(Stored data entries)

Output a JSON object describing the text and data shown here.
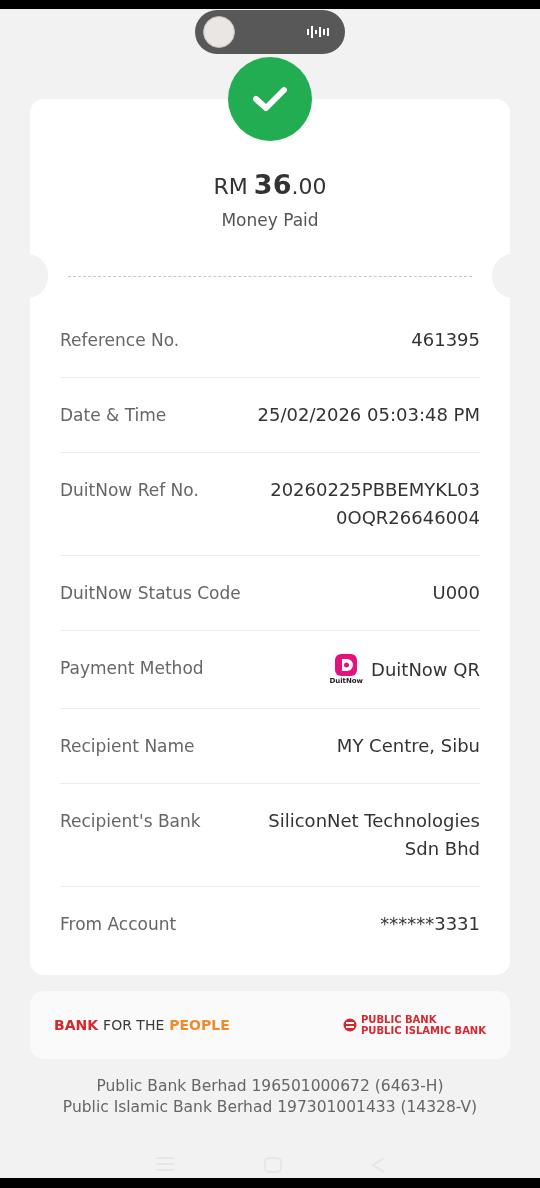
{
  "receipt": {
    "currency": "RM",
    "amount_main": "36",
    "amount_decimals": ".00",
    "caption": "Money Paid"
  },
  "details": [
    {
      "label": "Reference No.",
      "value": [
        "461395"
      ]
    },
    {
      "label": "Date & Time",
      "value": [
        "25/02/2026 05:03:48 PM"
      ]
    },
    {
      "label": "DuitNow Ref No.",
      "value": [
        "20260225PBBEMYKL03",
        "0OQR26646004"
      ]
    },
    {
      "label": "DuitNow Status Code",
      "value": [
        "U000"
      ]
    },
    {
      "label": "Payment Method",
      "value": [
        "DuitNow QR"
      ],
      "logo_text": "DuitNow"
    },
    {
      "label": "Recipient Name",
      "value": [
        "MY Centre, Sibu"
      ]
    },
    {
      "label": "Recipient's Bank",
      "value": [
        "SiliconNet Technologies",
        "Sdn Bhd"
      ]
    },
    {
      "label": "From Account",
      "value": [
        "******3331"
      ]
    }
  ],
  "banner": {
    "tagline": [
      {
        "text": "BANK",
        "color": "#d7262e"
      },
      {
        "text": "FOR THE",
        "color": "#3a3a3a"
      },
      {
        "text": "PEOPLE",
        "color": "#f08a2c"
      }
    ],
    "logo_lines": [
      "PUBLIC BANK",
      "PUBLIC ISLAMIC BANK"
    ]
  },
  "footer": [
    "Public Bank Berhad 196501000672 (6463-H)",
    "Public Islamic Bank Berhad 197301001433 (14328-V)"
  ]
}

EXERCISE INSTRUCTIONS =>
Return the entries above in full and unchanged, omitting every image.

RESPONSE TO THIS TASK =>
Output a JSON object describing the text and data shown here.
{
  "receipt": {
    "currency": "RM",
    "amount_main": "36",
    "amount_decimals": ".00",
    "caption": "Money Paid"
  },
  "details": [
    {
      "label": "Reference No.",
      "value": [
        "461395"
      ]
    },
    {
      "label": "Date & Time",
      "value": [
        "25/02/2026 05:03:48 PM"
      ]
    },
    {
      "label": "DuitNow Ref No.",
      "value": [
        "20260225PBBEMYKL03",
        "0OQR26646004"
      ]
    },
    {
      "label": "DuitNow Status Code",
      "value": [
        "U000"
      ]
    },
    {
      "label": "Payment Method",
      "value": [
        "DuitNow QR"
      ],
      "logo_text": "DuitNow"
    },
    {
      "label": "Recipient Name",
      "value": [
        "MY Centre, Sibu"
      ]
    },
    {
      "label": "Recipient's Bank",
      "value": [
        "SiliconNet Technologies",
        "Sdn Bhd"
      ]
    },
    {
      "label": "From Account",
      "value": [
        "******3331"
      ]
    }
  ],
  "banner": {
    "tagline": [
      {
        "text": "BANK",
        "color": "#d7262e"
      },
      {
        "text": "FOR THE",
        "color": "#3a3a3a"
      },
      {
        "text": "PEOPLE",
        "color": "#f08a2c"
      }
    ],
    "logo_lines": [
      "PUBLIC BANK",
      "PUBLIC ISLAMIC BANK"
    ]
  },
  "footer": [
    "Public Bank Berhad 196501000672 (6463-H)",
    "Public Islamic Bank Berhad 197301001433 (14328-V)"
  ]
}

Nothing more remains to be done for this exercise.